(Supplied material)
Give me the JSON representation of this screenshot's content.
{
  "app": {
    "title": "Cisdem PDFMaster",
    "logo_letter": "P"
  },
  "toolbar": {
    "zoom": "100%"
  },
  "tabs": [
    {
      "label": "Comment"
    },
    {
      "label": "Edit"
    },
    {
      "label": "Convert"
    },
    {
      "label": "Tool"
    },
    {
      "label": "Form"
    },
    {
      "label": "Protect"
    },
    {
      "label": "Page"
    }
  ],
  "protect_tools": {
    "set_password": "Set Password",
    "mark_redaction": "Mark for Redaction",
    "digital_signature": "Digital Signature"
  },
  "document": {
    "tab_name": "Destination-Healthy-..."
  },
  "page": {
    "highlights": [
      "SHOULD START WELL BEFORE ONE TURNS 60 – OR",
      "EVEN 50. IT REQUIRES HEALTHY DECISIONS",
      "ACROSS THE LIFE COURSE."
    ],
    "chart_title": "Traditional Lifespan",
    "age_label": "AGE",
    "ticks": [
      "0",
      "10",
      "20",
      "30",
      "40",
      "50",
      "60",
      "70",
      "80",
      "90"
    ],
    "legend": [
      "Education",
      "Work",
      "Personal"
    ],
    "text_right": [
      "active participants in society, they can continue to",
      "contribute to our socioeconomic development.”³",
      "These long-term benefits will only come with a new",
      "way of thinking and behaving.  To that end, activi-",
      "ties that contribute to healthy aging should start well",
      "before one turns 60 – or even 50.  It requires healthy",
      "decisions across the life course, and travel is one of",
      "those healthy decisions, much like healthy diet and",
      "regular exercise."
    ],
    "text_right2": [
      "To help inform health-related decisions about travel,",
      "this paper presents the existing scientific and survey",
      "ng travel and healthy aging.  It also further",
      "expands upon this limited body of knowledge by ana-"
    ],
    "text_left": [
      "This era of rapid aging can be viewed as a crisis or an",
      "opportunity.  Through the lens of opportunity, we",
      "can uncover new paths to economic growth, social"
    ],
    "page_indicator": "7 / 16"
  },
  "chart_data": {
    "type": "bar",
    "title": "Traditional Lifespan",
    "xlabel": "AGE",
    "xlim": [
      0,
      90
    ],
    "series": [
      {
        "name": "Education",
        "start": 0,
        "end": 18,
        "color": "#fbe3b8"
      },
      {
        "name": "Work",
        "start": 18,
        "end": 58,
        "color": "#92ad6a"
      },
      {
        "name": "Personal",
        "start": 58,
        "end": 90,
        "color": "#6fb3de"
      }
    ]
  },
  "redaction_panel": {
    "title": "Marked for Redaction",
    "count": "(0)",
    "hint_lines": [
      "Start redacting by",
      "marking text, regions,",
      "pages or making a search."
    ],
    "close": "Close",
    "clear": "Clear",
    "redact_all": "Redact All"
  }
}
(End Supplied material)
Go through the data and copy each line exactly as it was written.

» Expected output:
Give me the JSON representation of this screenshot's content.
{
  "app": {
    "title": "Cisdem PDFMaster",
    "logo_letter": "P"
  },
  "toolbar": {
    "zoom": "100%"
  },
  "tabs": [
    {
      "label": "Comment"
    },
    {
      "label": "Edit"
    },
    {
      "label": "Convert"
    },
    {
      "label": "Tool"
    },
    {
      "label": "Form"
    },
    {
      "label": "Protect"
    },
    {
      "label": "Page"
    }
  ],
  "protect_tools": {
    "set_password": "Set Password",
    "mark_redaction": "Mark for Redaction",
    "digital_signature": "Digital Signature"
  },
  "document": {
    "tab_name": "Destination-Healthy-..."
  },
  "page": {
    "highlights": [
      "SHOULD START WELL BEFORE ONE TURNS 60 – OR",
      "EVEN 50. IT REQUIRES HEALTHY DECISIONS",
      "ACROSS THE LIFE COURSE."
    ],
    "chart_title": "Traditional Lifespan",
    "age_label": "AGE",
    "ticks": [
      "0",
      "10",
      "20",
      "30",
      "40",
      "50",
      "60",
      "70",
      "80",
      "90"
    ],
    "legend": [
      "Education",
      "Work",
      "Personal"
    ],
    "text_right": [
      "active participants in society, they can continue to",
      "contribute to our socioeconomic development.”³",
      "These long-term benefits will only come with a new",
      "way of thinking and behaving.  To that end, activi-",
      "ties that contribute to healthy aging should start well",
      "before one turns 60 – or even 50.  It requires healthy",
      "decisions across the life course, and travel is one of",
      "those healthy decisions, much like healthy diet and",
      "regular exercise."
    ],
    "text_right2": [
      "To help inform health-related decisions about travel,",
      "this paper presents the existing scientific and survey",
      "ng travel and healthy aging.  It also further",
      "expands upon this limited body of knowledge by ana-"
    ],
    "text_left": [
      "This era of rapid aging can be viewed as a crisis or an",
      "opportunity.  Through the lens of opportunity, we",
      "can uncover new paths to economic growth, social"
    ],
    "page_indicator": "7 / 16"
  },
  "chart_data": {
    "type": "bar",
    "title": "Traditional Lifespan",
    "xlabel": "AGE",
    "xlim": [
      0,
      90
    ],
    "series": [
      {
        "name": "Education",
        "start": 0,
        "end": 18,
        "color": "#fbe3b8"
      },
      {
        "name": "Work",
        "start": 18,
        "end": 58,
        "color": "#92ad6a"
      },
      {
        "name": "Personal",
        "start": 58,
        "end": 90,
        "color": "#6fb3de"
      }
    ]
  },
  "redaction_panel": {
    "title": "Marked for Redaction",
    "count": "(0)",
    "hint_lines": [
      "Start redacting by",
      "marking text, regions,",
      "pages or making a search."
    ],
    "close": "Close",
    "clear": "Clear",
    "redact_all": "Redact All"
  }
}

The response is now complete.